● What you should do
Each line of the listing that includes the string "amount" is to be identified and copied.

● Source data
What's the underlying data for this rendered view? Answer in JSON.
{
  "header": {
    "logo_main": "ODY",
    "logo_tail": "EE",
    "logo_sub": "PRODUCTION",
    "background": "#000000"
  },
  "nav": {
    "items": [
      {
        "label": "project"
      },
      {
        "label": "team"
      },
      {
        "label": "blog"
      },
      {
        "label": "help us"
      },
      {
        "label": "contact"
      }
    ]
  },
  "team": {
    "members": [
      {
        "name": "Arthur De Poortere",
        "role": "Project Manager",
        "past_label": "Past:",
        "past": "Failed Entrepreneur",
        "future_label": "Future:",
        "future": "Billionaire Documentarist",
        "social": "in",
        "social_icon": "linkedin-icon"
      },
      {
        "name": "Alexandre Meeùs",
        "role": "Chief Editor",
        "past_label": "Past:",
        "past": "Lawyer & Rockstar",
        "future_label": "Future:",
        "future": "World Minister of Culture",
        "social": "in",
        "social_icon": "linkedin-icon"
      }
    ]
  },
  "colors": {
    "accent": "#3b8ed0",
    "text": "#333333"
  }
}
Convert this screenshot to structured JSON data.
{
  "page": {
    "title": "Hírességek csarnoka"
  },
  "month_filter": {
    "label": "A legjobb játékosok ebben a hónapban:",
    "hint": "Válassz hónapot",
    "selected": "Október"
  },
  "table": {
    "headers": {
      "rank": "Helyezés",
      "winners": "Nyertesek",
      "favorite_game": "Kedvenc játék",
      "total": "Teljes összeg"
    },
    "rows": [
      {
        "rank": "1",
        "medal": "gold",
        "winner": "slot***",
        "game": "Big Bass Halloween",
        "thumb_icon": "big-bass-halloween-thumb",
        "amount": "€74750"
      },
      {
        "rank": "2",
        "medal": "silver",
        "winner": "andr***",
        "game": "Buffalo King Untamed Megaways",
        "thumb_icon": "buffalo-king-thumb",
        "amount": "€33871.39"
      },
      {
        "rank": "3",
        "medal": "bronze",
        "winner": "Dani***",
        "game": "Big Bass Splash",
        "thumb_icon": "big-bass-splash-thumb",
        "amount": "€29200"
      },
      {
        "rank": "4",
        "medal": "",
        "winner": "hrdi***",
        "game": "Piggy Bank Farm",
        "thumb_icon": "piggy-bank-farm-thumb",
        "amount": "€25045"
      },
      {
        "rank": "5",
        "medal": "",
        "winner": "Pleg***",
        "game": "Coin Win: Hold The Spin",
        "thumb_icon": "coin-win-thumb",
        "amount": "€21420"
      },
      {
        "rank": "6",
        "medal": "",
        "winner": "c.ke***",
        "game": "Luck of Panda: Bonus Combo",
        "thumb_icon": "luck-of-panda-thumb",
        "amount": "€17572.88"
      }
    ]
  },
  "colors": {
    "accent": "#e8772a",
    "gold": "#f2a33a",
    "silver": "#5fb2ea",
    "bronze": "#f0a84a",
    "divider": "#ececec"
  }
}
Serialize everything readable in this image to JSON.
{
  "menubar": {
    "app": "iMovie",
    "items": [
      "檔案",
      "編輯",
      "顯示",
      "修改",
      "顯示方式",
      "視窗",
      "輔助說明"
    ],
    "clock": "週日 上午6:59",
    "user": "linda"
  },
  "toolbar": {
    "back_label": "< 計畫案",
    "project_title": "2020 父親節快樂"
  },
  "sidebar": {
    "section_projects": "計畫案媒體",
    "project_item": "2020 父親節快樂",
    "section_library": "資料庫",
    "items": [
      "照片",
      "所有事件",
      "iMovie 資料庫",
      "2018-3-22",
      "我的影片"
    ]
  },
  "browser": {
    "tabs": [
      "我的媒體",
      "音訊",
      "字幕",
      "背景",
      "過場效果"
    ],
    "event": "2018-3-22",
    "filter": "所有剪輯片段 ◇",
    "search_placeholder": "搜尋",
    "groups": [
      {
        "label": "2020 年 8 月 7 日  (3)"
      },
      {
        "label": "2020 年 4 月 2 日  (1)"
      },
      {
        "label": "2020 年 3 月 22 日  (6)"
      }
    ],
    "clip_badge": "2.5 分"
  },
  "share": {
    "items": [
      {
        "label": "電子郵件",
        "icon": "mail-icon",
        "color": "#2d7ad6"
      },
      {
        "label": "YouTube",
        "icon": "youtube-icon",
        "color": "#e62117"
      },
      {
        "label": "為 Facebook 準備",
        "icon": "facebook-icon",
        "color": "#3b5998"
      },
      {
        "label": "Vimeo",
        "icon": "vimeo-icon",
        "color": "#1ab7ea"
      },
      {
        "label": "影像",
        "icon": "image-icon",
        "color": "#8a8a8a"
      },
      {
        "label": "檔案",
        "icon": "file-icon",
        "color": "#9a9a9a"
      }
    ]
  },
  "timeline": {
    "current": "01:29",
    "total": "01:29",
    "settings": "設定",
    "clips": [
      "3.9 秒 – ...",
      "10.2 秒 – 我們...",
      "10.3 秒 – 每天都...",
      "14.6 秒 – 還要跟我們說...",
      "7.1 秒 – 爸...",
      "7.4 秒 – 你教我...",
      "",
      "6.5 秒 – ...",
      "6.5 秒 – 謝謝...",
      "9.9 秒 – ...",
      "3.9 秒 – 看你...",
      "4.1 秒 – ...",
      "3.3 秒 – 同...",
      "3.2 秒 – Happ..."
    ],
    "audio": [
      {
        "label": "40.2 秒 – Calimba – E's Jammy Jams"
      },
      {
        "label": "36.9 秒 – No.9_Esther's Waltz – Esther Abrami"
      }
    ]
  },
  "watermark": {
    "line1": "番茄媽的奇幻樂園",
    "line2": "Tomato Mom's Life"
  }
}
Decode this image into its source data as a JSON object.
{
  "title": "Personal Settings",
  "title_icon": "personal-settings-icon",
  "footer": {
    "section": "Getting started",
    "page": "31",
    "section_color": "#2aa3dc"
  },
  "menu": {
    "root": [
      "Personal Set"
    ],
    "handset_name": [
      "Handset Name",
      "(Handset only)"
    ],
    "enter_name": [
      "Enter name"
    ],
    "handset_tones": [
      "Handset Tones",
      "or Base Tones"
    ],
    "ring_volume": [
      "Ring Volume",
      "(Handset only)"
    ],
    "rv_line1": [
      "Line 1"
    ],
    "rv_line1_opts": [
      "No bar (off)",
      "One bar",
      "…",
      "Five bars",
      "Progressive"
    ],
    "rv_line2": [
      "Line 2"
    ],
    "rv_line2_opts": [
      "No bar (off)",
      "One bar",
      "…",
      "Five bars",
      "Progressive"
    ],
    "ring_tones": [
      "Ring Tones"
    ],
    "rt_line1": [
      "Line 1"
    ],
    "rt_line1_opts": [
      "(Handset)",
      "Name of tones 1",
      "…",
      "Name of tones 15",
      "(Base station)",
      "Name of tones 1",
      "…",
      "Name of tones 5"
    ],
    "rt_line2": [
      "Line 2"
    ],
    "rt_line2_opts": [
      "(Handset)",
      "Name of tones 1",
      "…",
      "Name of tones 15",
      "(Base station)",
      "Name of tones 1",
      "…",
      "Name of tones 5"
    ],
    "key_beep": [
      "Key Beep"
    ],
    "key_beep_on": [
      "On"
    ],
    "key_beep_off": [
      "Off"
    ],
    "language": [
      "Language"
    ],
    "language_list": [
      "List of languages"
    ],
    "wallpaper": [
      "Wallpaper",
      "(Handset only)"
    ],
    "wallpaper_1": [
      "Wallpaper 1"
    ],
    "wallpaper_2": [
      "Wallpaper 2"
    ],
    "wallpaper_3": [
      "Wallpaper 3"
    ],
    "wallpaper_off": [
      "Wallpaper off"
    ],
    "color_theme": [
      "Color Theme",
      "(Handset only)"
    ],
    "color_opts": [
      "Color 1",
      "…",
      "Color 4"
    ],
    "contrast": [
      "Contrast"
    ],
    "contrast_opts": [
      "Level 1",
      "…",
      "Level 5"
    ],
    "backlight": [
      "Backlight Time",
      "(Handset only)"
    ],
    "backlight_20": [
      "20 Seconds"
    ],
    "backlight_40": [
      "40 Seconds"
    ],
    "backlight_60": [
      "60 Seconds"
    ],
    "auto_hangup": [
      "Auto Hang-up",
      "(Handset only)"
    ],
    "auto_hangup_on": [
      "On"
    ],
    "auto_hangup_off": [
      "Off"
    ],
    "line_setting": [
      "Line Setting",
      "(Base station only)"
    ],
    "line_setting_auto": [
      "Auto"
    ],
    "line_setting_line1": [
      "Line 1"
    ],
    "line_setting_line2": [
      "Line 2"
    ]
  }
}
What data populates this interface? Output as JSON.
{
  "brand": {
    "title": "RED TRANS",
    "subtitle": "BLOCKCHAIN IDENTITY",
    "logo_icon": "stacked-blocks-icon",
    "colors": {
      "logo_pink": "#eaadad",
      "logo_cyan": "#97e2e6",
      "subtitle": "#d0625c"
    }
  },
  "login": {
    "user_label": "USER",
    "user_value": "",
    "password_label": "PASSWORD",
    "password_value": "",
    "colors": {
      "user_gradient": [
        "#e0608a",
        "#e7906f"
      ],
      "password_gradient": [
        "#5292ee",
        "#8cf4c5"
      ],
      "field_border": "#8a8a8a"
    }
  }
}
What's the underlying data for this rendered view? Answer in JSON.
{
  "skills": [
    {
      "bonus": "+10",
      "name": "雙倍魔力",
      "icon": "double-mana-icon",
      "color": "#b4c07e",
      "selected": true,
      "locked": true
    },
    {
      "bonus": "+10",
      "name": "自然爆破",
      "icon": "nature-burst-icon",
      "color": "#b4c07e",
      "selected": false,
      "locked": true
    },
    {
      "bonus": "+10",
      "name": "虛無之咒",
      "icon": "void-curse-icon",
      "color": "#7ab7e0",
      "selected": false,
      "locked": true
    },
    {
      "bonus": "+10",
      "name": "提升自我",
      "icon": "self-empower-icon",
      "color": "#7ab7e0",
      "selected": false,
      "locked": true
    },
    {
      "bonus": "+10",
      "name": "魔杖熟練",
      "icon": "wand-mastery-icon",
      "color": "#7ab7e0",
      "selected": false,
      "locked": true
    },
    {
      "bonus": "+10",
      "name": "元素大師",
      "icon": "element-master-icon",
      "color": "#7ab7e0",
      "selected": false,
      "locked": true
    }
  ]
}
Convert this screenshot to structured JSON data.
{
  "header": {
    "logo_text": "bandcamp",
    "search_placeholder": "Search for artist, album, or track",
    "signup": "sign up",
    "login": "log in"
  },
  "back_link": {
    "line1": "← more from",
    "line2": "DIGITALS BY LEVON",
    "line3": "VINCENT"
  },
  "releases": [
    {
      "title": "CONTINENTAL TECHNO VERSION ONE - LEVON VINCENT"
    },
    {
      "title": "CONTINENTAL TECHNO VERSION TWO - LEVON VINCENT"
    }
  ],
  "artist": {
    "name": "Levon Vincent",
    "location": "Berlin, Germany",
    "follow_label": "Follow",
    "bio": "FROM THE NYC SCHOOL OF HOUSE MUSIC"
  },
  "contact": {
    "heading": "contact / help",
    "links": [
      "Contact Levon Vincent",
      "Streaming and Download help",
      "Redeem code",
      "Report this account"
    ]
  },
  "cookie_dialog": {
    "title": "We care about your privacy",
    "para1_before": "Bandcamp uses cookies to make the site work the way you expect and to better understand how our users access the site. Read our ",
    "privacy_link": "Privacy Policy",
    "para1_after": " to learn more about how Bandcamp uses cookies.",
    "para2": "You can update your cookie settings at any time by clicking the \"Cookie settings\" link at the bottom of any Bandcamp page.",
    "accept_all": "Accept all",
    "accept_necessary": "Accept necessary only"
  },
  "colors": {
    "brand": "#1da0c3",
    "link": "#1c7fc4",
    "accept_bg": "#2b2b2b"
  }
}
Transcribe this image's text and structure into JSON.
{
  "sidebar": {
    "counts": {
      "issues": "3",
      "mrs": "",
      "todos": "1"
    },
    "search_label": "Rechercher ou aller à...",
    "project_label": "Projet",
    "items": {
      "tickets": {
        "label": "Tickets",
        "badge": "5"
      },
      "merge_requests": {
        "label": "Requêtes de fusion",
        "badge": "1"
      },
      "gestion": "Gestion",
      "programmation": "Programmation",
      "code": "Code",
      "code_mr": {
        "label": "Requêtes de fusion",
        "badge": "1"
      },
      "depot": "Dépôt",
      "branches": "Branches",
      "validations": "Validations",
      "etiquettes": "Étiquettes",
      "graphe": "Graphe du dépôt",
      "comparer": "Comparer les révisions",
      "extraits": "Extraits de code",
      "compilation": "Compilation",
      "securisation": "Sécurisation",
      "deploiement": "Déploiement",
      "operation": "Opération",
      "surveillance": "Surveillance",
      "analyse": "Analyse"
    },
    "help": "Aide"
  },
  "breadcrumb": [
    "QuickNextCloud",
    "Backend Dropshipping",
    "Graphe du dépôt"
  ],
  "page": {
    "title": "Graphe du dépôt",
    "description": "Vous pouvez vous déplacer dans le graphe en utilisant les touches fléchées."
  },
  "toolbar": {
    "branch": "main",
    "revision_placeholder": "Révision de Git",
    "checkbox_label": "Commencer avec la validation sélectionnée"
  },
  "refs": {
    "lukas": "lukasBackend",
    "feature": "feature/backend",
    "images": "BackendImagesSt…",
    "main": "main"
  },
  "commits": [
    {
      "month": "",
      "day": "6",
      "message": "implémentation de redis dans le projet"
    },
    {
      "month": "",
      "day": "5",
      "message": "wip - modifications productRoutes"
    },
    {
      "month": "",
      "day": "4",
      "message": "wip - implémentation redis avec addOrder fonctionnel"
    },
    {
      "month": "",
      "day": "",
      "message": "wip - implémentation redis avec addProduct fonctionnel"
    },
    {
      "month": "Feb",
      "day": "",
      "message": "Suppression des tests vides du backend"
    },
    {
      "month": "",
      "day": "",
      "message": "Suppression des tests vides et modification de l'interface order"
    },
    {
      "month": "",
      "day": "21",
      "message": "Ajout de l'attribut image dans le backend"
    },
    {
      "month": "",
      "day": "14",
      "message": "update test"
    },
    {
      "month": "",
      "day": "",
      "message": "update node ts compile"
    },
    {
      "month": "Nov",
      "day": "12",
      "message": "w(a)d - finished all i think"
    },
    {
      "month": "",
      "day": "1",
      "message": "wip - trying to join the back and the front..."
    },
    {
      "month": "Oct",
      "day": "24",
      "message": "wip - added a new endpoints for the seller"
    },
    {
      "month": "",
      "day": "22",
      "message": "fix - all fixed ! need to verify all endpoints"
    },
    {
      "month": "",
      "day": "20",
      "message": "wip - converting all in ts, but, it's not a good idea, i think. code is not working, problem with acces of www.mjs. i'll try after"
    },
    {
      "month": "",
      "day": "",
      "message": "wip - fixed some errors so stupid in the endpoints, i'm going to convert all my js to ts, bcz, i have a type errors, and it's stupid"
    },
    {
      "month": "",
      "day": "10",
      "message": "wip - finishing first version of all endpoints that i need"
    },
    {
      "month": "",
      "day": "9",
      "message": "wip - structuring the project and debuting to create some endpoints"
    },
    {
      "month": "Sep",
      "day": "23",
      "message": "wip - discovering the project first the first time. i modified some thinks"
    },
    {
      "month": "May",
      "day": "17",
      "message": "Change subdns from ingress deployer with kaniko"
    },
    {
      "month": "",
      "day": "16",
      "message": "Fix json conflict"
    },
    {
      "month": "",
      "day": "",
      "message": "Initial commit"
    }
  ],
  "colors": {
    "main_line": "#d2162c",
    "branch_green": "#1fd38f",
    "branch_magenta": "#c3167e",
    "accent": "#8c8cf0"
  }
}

● Task solution
        "amount": "€74750"
        "amount": "€33871.39"
        "amount": "€29200"
        "amount": "€25045"
        "amount": "€21420"
        "amount": "€17572.88"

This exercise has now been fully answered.